John Conyers has served in the United States House of Representatives since 1964, making him the longest-serving African American in the history of that body. Conyers was the first African American elected to serve as Democratic Leader of the House Committee on the Judiciary for the 104th Congress and is the ranking member of that pivotal committee. Prior to his election to Congress, John Conyers was a senior partner in the law form of Conyers, Bell, Carl Edward, and Townsend.
Conyers has also served on Judiciary Committee, where he has worked to introduce and endorse legislation advancing civil liberties, ensuring equal protection and access to the voting booth, and combating violence against women. He was the leading sponsor of the Violence Against Women Act and the original sponsor of the National Voter Registration Act. Additionally, Conyers is one of thirteen founding members of the Congressional Black Caucus.

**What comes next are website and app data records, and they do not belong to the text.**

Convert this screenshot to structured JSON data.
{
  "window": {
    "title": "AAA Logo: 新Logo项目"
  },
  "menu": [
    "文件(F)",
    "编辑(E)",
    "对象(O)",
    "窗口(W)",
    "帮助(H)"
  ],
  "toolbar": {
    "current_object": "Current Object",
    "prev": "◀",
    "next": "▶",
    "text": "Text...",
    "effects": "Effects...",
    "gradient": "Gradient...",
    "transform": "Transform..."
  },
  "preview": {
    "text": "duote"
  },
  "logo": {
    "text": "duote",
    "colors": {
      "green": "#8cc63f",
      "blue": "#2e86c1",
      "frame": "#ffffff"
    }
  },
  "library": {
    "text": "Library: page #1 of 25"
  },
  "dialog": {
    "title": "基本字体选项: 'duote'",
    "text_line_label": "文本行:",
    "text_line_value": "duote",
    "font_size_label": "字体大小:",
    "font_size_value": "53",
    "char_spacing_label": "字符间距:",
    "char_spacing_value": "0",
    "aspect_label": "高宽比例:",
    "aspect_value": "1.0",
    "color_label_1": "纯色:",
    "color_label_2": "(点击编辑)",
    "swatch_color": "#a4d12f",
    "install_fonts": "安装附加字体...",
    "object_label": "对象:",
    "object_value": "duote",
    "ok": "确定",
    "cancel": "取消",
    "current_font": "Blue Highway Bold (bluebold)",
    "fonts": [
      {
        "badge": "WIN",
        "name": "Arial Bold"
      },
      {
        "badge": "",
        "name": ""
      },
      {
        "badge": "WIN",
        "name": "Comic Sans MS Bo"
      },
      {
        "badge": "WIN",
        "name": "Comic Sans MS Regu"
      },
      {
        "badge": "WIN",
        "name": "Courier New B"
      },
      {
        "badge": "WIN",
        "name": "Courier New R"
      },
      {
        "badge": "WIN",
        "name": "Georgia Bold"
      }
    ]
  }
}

Recently, Conyers has fought for transparency in federal government practices by introducing a bill to create a truth commission panel to investigate the Bush administration. Conyers has also advocated for the full reading of bills before voting as a further effort to increase transparency. Conyers remains the US Representative for Michigan’s 13th district and is the second longest seated incumbent in the entire House.